Amanda Brown's not looking for any sympathy.
The first-year women's coach at Nova Southeastern has three of the five top ranked players in Division II, including No. 1 Abbey Gittings and No. 2 Daniela Ortiz. No other team has more than one in the top 10. They're also the three-time defending NCAA Division II champs, and are currently ranked atop the Golf World/NGCA Women's Division II rankings.
But Brown's first year at the helm became more challenging in recent months when her roster shrunk to just four golfers. Chelsey Herbert, a freshman from Wales who was the fifth starter for the Sharks, decided not to return to campus after the winter break.
Brown said Herbett had trouble adjusting to college in the U.S. "She kind of told me last minute so I didn't have a lot of time, but even if I did have a lot of time it's hard to find someone," Brown said. "It's hard to find somebody who just happens to play golf and shoot in the low 80s, 70s."
Despite playing a woman down, Nova Southeastern defended its title at last weekend's Peggy Kirk Bell Invitational, winning the tournament for the fourth straight year (above). Gittings claimed the individual title, bumping her teammate, Ortiz, out of the No. 1 spot in Division II. It's a healthy competitiveness that's spurred the rest of the team, too, Brown says.

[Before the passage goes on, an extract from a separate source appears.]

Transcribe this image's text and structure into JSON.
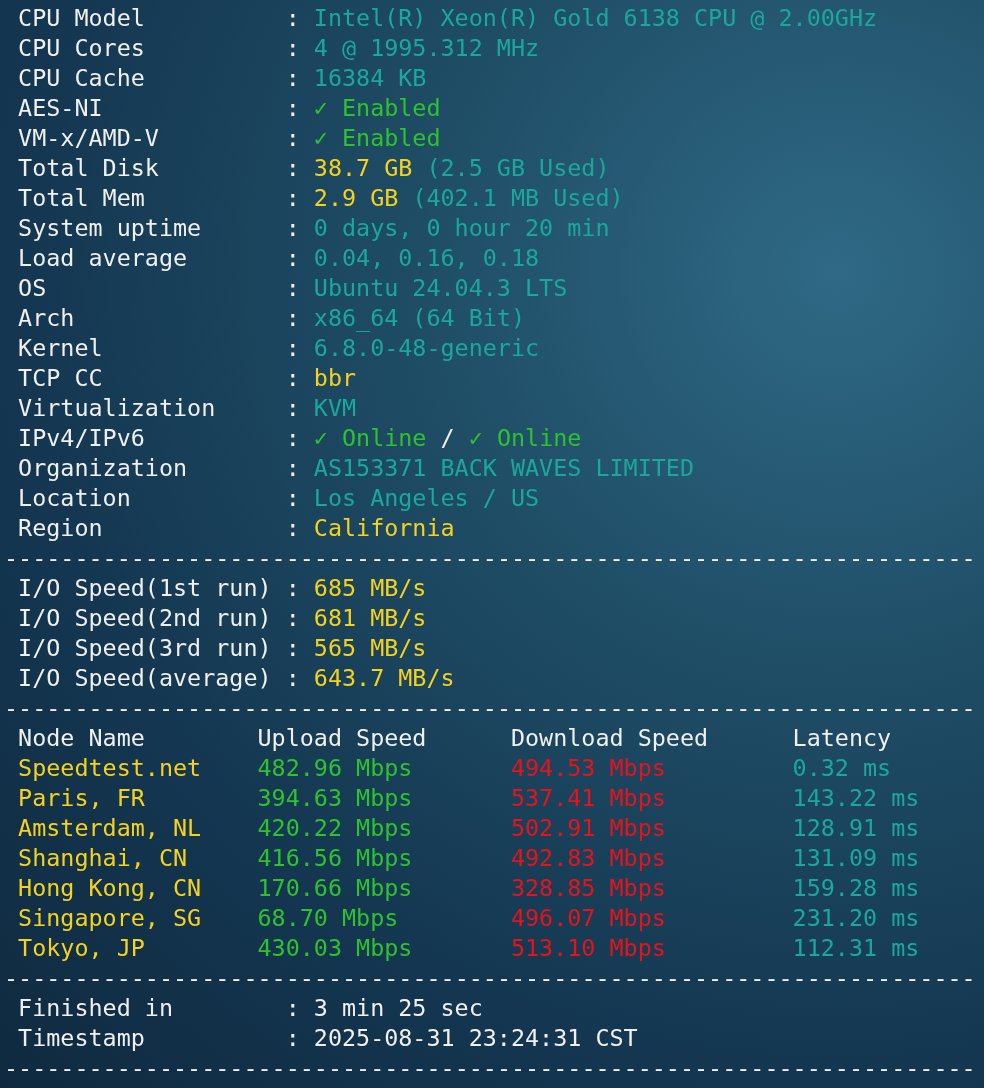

"My philosophy is: If you're going out there trying to win an individual title, the results just kind of take care of themselves," said Brown, who was an assistant for four years, and the associate head coach last year, before taking over for Kevin Marsh before the start of this season. "It's just raw talent. That's how we're able to do it. When you have those top three scorers on one team, that's always gonna help."
It's at least compensated for not having a full roster.
It may even help, Brown explained, because each golfer (freshman Liliana Cammisa and senior Claudia Wolf round out the lineup) knows their score will count for the tournament. While every other team brings five players to an event, with the highest round dropping, the players from Nova know what to expect.
"In terms of pressure, they look at it more like any other tournament, not as pressure," she said. "So I think it's actually had a positive effect."
Former Nova Southeastern standout Sandra Changkija, a four-time National Player of the Year who graduated last spring, also continues to be a positive effect on the program. Brown says Changkija remains close with Gittings and sends text messages to encourage her, which has inspired her to excel.
For Brown? She admits there's been some sleepless nights, worrying a bit about decisions as the only coach for the first time this year. One thing's for sure, she's definitely getting a fifth (and hopefully a sixth) player on the roster for next year.
"I'm more clinging on to the edge of the cliff, just hoping nobody gets hurt, than appreciating the success we're having," Brown said. "I think looking back [at the end of the season] I'll be able to appreciate it more but right now I'm just taking one day at a time."